Remember that any meal or snack high in carbohydrates or sugars generates a rapid rise in your child’s blood glucose level. To adjust for this rise, the pancreas secretes insulin into their bloodstream, which lowers glucose (sugar) levels. Insulin is essentially a storage hormone, which is used to store the excess calories from carbohydrates in the form of fat.
Insulin, stimulated by excess carbohydrates in over consumption of grains, starches and sweets, is responsible for your overweight child’s bulging tummy and fat rolls. Even worse, high insulin levels suppress two other important hormones — glucagons and growth hormones — that are responsible for burning fat and sugar and promoting muscle development, respectively. So insulin from excess carbohydrates promotes fat, and then wards off your body’s ability to lose that fat.

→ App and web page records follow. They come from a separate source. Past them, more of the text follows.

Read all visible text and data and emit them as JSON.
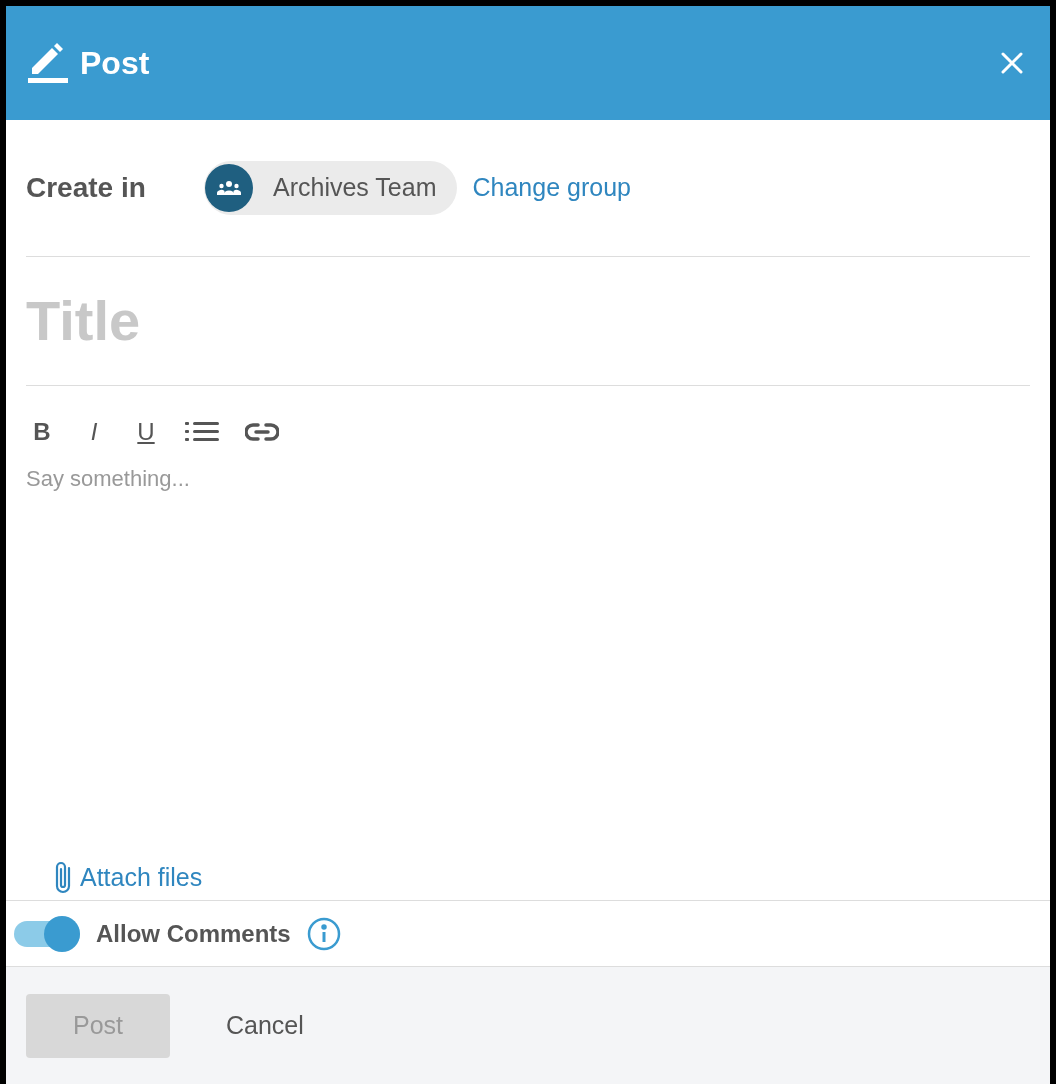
{
  "header": {
    "title": "Post"
  },
  "create_in": {
    "label": "Create in",
    "group": "Archives Team",
    "change_link": "Change group"
  },
  "title_field": {
    "placeholder": "Title"
  },
  "toolbar": [
    {
      "kind": "bold",
      "label": "B"
    },
    {
      "kind": "italic",
      "label": "I"
    },
    {
      "kind": "underline",
      "label": "U"
    },
    {
      "kind": "list"
    },
    {
      "kind": "link"
    }
  ],
  "editor": {
    "placeholder": "Say something..."
  },
  "attach": {
    "label": "Attach files"
  },
  "allow_comments": {
    "label": "Allow Comments",
    "on": true
  },
  "buttons": [
    {
      "kind": "primary",
      "label": "Post",
      "disabled": true
    },
    {
      "kind": "plain",
      "label": "Cancel",
      "disabled": false
    }
  ]
}
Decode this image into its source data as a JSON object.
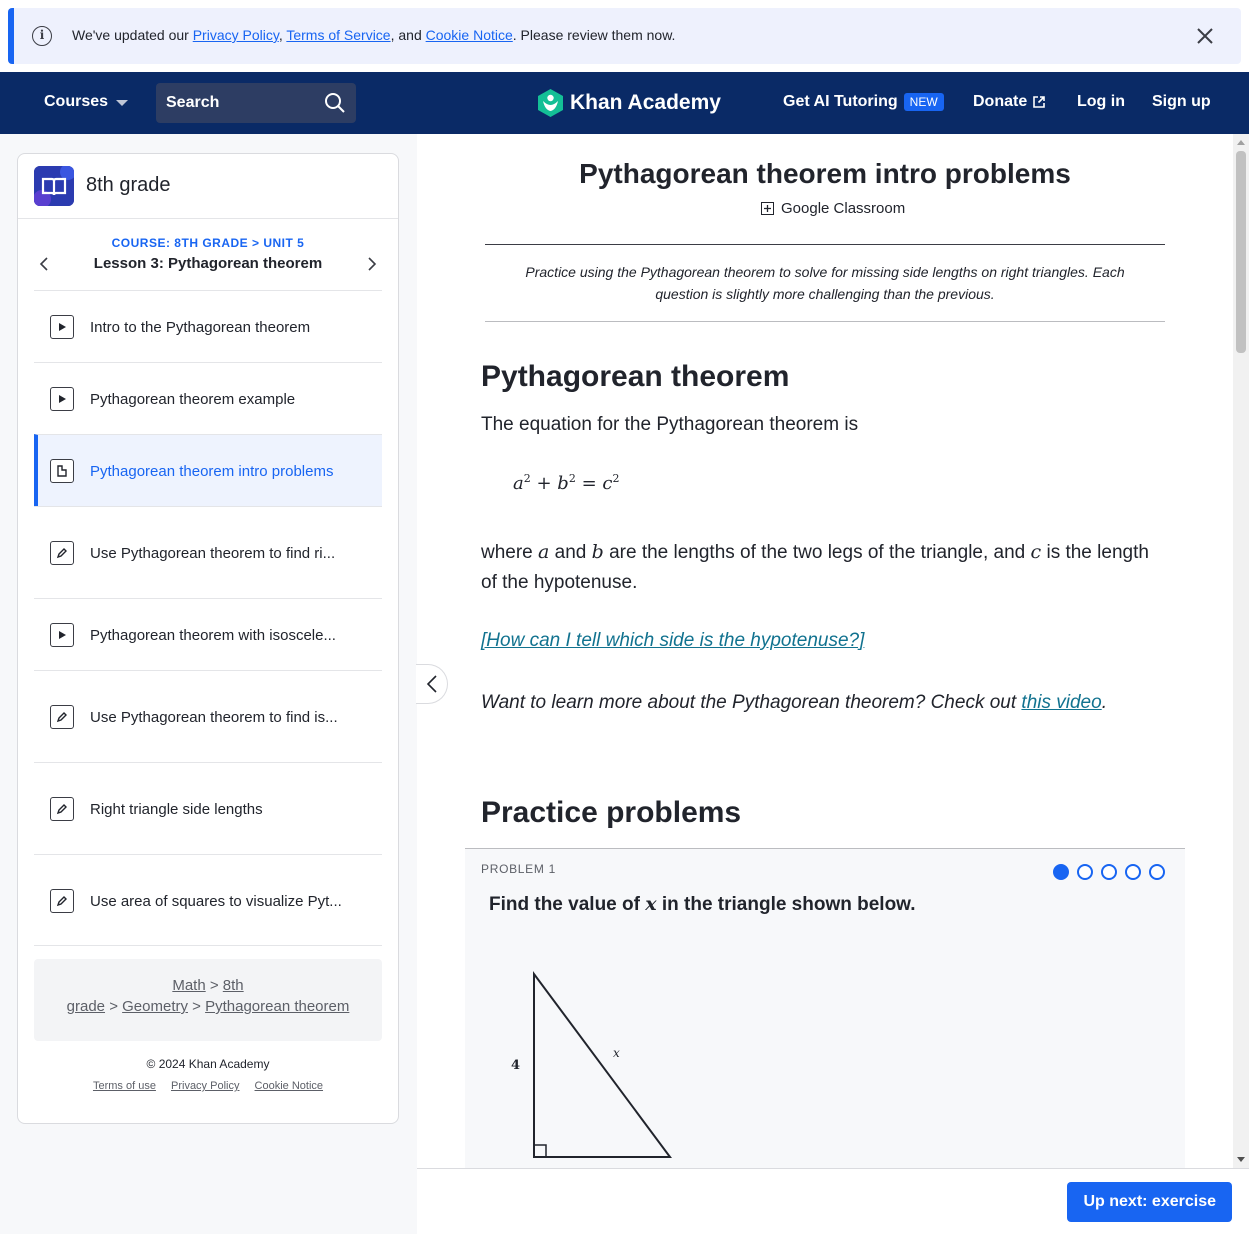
{
  "notice": {
    "prefix": "We've updated our ",
    "privacy_link": "Privacy Policy",
    "comma": ", ",
    "terms_link": "Terms of Service",
    "and": ", and ",
    "cookie_link": "Cookie Notice",
    "suffix": ". Please review them now.",
    "info_icon": "i"
  },
  "nav": {
    "courses": "Courses",
    "search_label": "Search",
    "logo": "Khan Academy",
    "ai_tutoring": "Get AI Tutoring",
    "new_badge": "NEW",
    "donate": "Donate",
    "login": "Log in",
    "signup": "Sign up"
  },
  "sidebar": {
    "course_title": "8th grade",
    "kicker": "COURSE: 8TH GRADE > UNIT 5",
    "lesson": "Lesson 3: Pythagorean theorem",
    "items": [
      {
        "label": "Intro to the Pythagorean theorem",
        "icon": "play-icon"
      },
      {
        "label": "Pythagorean theorem example",
        "icon": "play-icon"
      },
      {
        "label": "Pythagorean theorem intro problems",
        "icon": "article-icon",
        "active": true
      },
      {
        "label": "Use Pythagorean theorem to find ri...",
        "icon": "pencil-icon"
      },
      {
        "label": "Pythagorean theorem with isoscele...",
        "icon": "play-icon"
      },
      {
        "label": "Use Pythagorean theorem to find is...",
        "icon": "pencil-icon"
      },
      {
        "label": "Right triangle side lengths",
        "icon": "pencil-icon"
      },
      {
        "label": "Use area of squares to visualize Pyt...",
        "icon": "pencil-icon"
      }
    ],
    "breadcrumb": {
      "math": "Math",
      "grade_a": "8th",
      "grade_b": "grade",
      "geometry": "Geometry",
      "topic": "Pythagorean theorem",
      "sep": ">"
    },
    "copyright": "© 2024 Khan Academy",
    "legal": {
      "terms": "Terms of use",
      "privacy": "Privacy Policy",
      "cookie": "Cookie Notice"
    }
  },
  "main": {
    "title": "Pythagorean theorem intro problems",
    "google_classroom": "Google Classroom",
    "intro": "Practice using the Pythagorean theorem to solve for missing side lengths on right triangles.  Each question is slightly more challenging than the previous.",
    "section1_heading": "Pythagorean theorem",
    "equation_intro": "The equation for the Pythagorean theorem is",
    "equation": {
      "a": "a",
      "b": "b",
      "c": "c",
      "exp": "2",
      "plus": "+",
      "eq": "="
    },
    "where": {
      "p1": "where ",
      "a": "a",
      "p2": " and ",
      "b": "b",
      "p3": " are the lengths of the two legs of the triangle, and ",
      "c": "c",
      "p4": " is the length of the hypotenuse."
    },
    "hypotenuse_link": "[How can I tell which side is the hypotenuse?]",
    "learn_more": "Want to learn more about the Pythagorean theorem? Check out ",
    "video_link": "this video",
    "period": ".",
    "section2_heading": "Practice problems",
    "problem": {
      "label": "PROBLEM 1",
      "total": 5,
      "current": 1,
      "question_pre": "Find the value of ",
      "question_var": "x",
      "question_post": " in the triangle shown below.",
      "leg_label": "4",
      "hyp_label": "x"
    }
  },
  "footer": {
    "up_next": "Up next: exercise"
  },
  "colors": {
    "brand_blue": "#1865f2",
    "nav_bg": "#0a2a66",
    "link_teal": "#11728f"
  }
}
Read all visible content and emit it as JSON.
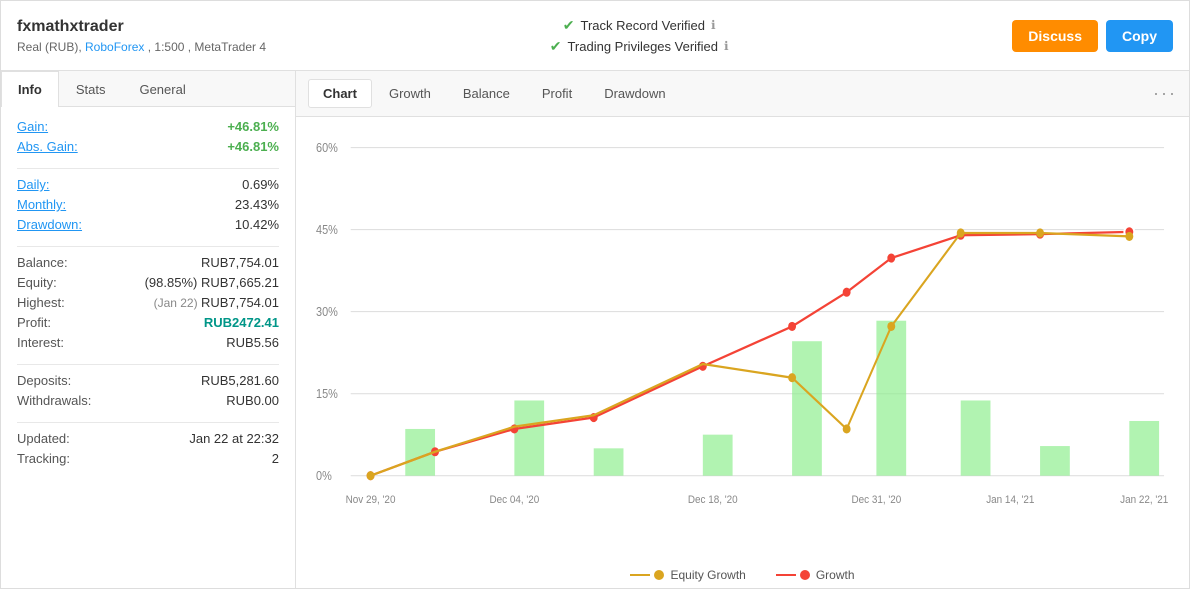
{
  "header": {
    "trader_name": "fxmathxtrader",
    "trader_details": "Real (RUB), RoboForex , 1:500 , MetaTrader 4",
    "verified1": "Track Record Verified",
    "verified2": "Trading Privileges Verified",
    "btn_discuss": "Discuss",
    "btn_copy": "Copy"
  },
  "left_panel": {
    "tabs": [
      "Info",
      "Stats",
      "General"
    ],
    "active_tab": "Info",
    "stats": {
      "gain_label": "Gain:",
      "gain_value": "+46.81%",
      "abs_gain_label": "Abs. Gain:",
      "abs_gain_value": "+46.81%",
      "daily_label": "Daily:",
      "daily_value": "0.69%",
      "monthly_label": "Monthly:",
      "monthly_value": "23.43%",
      "drawdown_label": "Drawdown:",
      "drawdown_value": "10.42%",
      "balance_label": "Balance:",
      "balance_value": "RUB7,754.01",
      "equity_label": "Equity:",
      "equity_value": "(98.85%) RUB7,665.21",
      "highest_label": "Highest:",
      "highest_value": "(Jan 22) RUB7,754.01",
      "profit_label": "Profit:",
      "profit_value": "RUB2472.41",
      "interest_label": "Interest:",
      "interest_value": "RUB5.56",
      "deposits_label": "Deposits:",
      "deposits_value": "RUB5,281.60",
      "withdrawals_label": "Withdrawals:",
      "withdrawals_value": "RUB0.00",
      "updated_label": "Updated:",
      "updated_value": "Jan 22 at 22:32",
      "tracking_label": "Tracking:",
      "tracking_value": "2"
    }
  },
  "chart_panel": {
    "tabs": [
      "Chart",
      "Growth",
      "Balance",
      "Profit",
      "Drawdown"
    ],
    "active_tab": "Chart",
    "more_icon": "···",
    "y_labels": [
      "60%",
      "45%",
      "30%",
      "15%",
      "0%"
    ],
    "x_labels": [
      "Nov 29, '20",
      "Dec 04, '20",
      "Dec 18, '20",
      "Dec 31, '20",
      "Jan 14, '21",
      "Jan 22, '21"
    ],
    "legend": {
      "equity_growth": "Equity Growth",
      "growth": "Growth"
    }
  }
}
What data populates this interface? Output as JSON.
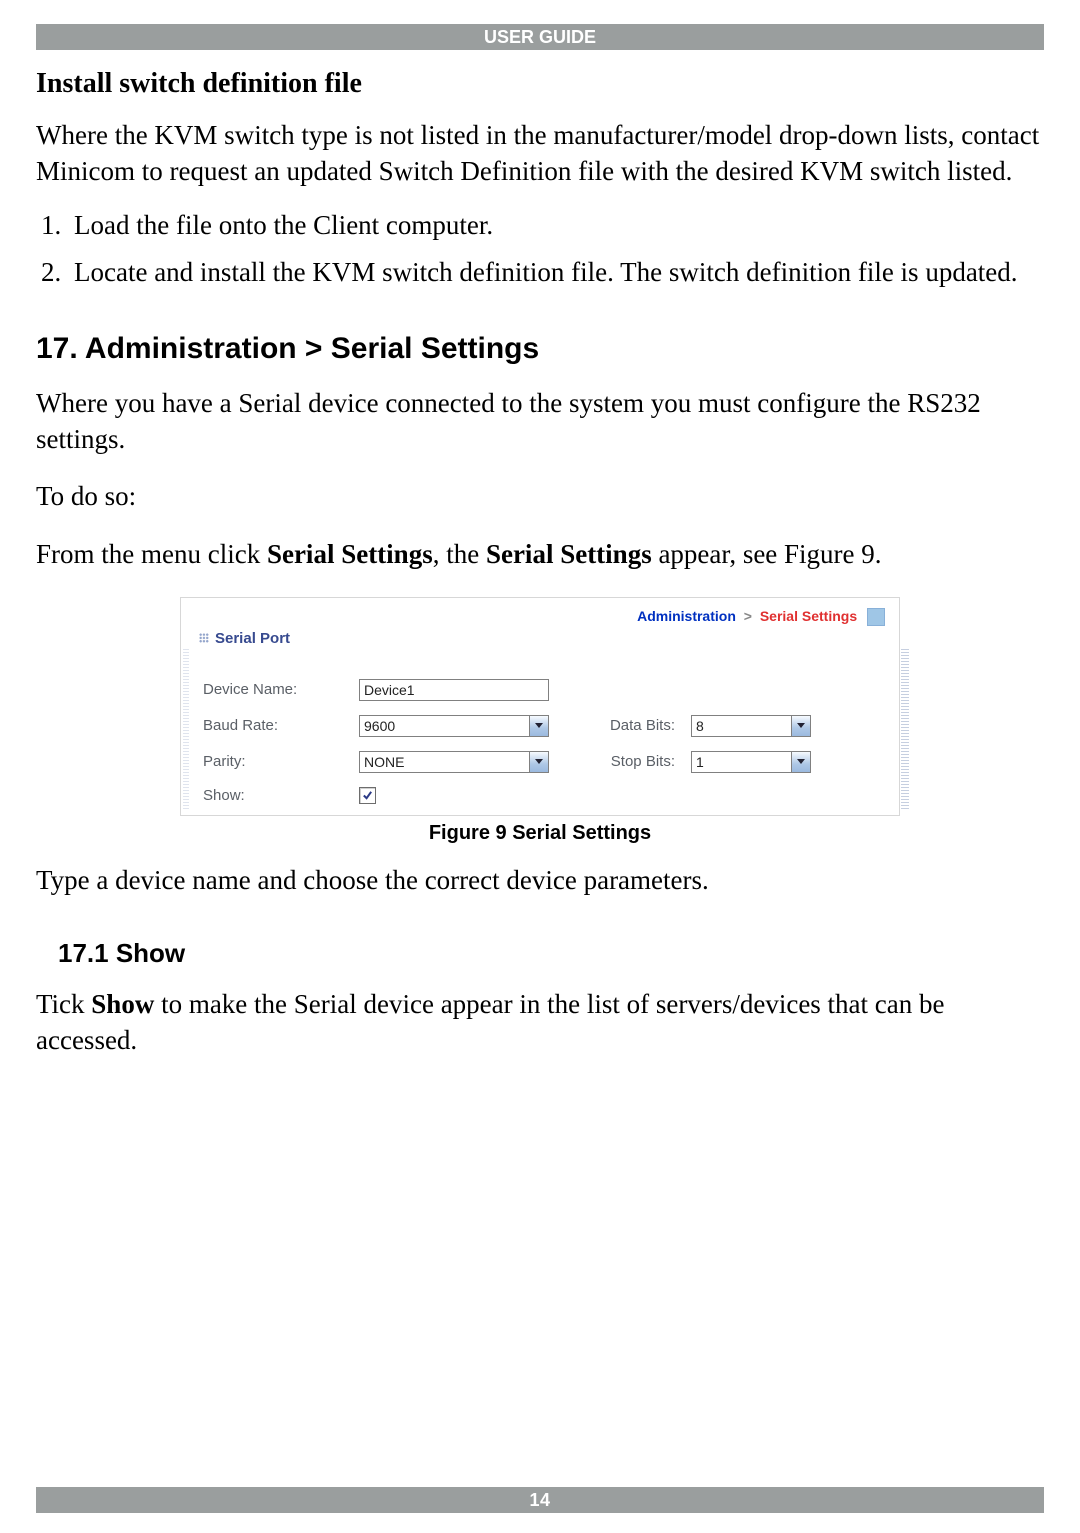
{
  "doc_header": "USER GUIDE",
  "page_number": "14",
  "heading_install": "Install switch definition file",
  "para_install": "Where the KVM switch type is not listed in the manufacturer/model drop-down lists, contact Minicom to request an updated Switch Definition file with the desired KVM switch listed.",
  "list_install": [
    "Load the file onto the Client computer.",
    "Locate and install the KVM switch definition file. The switch definition file is updated."
  ],
  "heading_section17": "17. Administration > Serial Settings",
  "para_section17": "Where you have a Serial device connected to the system you must configure the RS232 settings.",
  "para_todo": "To do so:",
  "para_from_menu_prefix": "From the menu click ",
  "bold_serial_settings": "Serial Settings",
  "para_from_menu_mid": ", the ",
  "para_from_menu_suffix": " appear, see Figure 9.",
  "figure_caption": "Figure 9 Serial Settings",
  "para_type_device": "Type a device name and choose the correct device parameters.",
  "heading_17_1": "17.1 Show",
  "para_17_1_prefix": "Tick ",
  "bold_show": "Show",
  "para_17_1_suffix": " to make the Serial device appear in the list of servers/devices that can be accessed.",
  "panel": {
    "breadcrumb_admin": "Administration",
    "breadcrumb_gt": ">",
    "breadcrumb_serial": "Serial Settings",
    "title": "Serial Port",
    "labels": {
      "device_name": "Device Name:",
      "baud_rate": "Baud Rate:",
      "parity": "Parity:",
      "show": "Show:",
      "data_bits": "Data Bits:",
      "stop_bits": "Stop Bits:"
    },
    "values": {
      "device_name": "Device1",
      "baud_rate": "9600",
      "parity": "NONE",
      "data_bits": "8",
      "stop_bits": "1",
      "show_checked": true
    }
  }
}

3. Decrease or Eliminate TV and Screen Time and Remove the TV from Your Child’s Bedroom
TV is often a destructive influence on children. As mentioned, not only does it encourage inactivity, but it also exposes them to commercials promoting worthless foods. Just as you don’t want your child exposed to ads for cigarettes during Saturday morning cartoons, neither should your kids be bombarded by non-stop commercials for sugary foods and snacks. Alternatively, you can implement a rule that allows your child one minute of video (TV or game) time for every minute of exercise. Or, join millions of families that use services like Netflix primarily because you choose each piece of media you or your child watches and it is always advertisement free.
4. Increase Exercise
Exercise is extremely important for all children. Your overweight or obese child needs at least 30 minutes of activity a day, which should ideally include some higher intensity activities (such as sprinting after your dog or playing a game of tag). Any activity that gets your child up and away from the television set, video game or computer is a good idea. Encourage physical activity that you can do together as a family, such as bike rides, hikes or a family game of softball.
5. Help Your Child Address Emotional Eating
Emotions play a major role in childhood obesity and often, weight loss efforts get sabotaged by emotional eating. Your child may also feel depressed or anxious about their weight, adding to the vicious cycle. And, sugar is highly addictive, making giving up soda, sweets and carbs difficult even for adults.
This is where the Emotional Freedom Technique (EFT) comes in. EFT can be profoundly helpful in alleviating not only food cravings, but also the underlying emotional challenges, such as low self-esteem, that can lead your child to eat unhealthy food or overeat.
More Tips for Creating a Healthy Eating Environment for Kids
Ultimately, teaching your child the importance of healthy foods and exercise is the key to maintaining health. With that in mind, after watching the documentary, here are some tips to foster a healthy view of food and self-esteem in your child.
- Lead by example and seek to maintain optimal body weight for yourself and your spouse
- Refrain from making jokes about your child’s weight, even if no harm is intended
- Explain the health risks of being overweight to your child, but avoid comparing your overweight child to other children, including thinner siblings
- Cook healthy meals for your family, and let your child be involved in making dinner, but avoid making your child eat different food than the rest of the family
- Encourage your child to make healthy food choices and praise them when they do instead of putting your child down about weight or eating habits
- Instead of using food as a reward or punishment, have healthy snacks available at all times, and explain to your child the benefits they’ll get from eating these fresh, whole foods; use non-food items, such as stickers or special outings/activities as rewards instead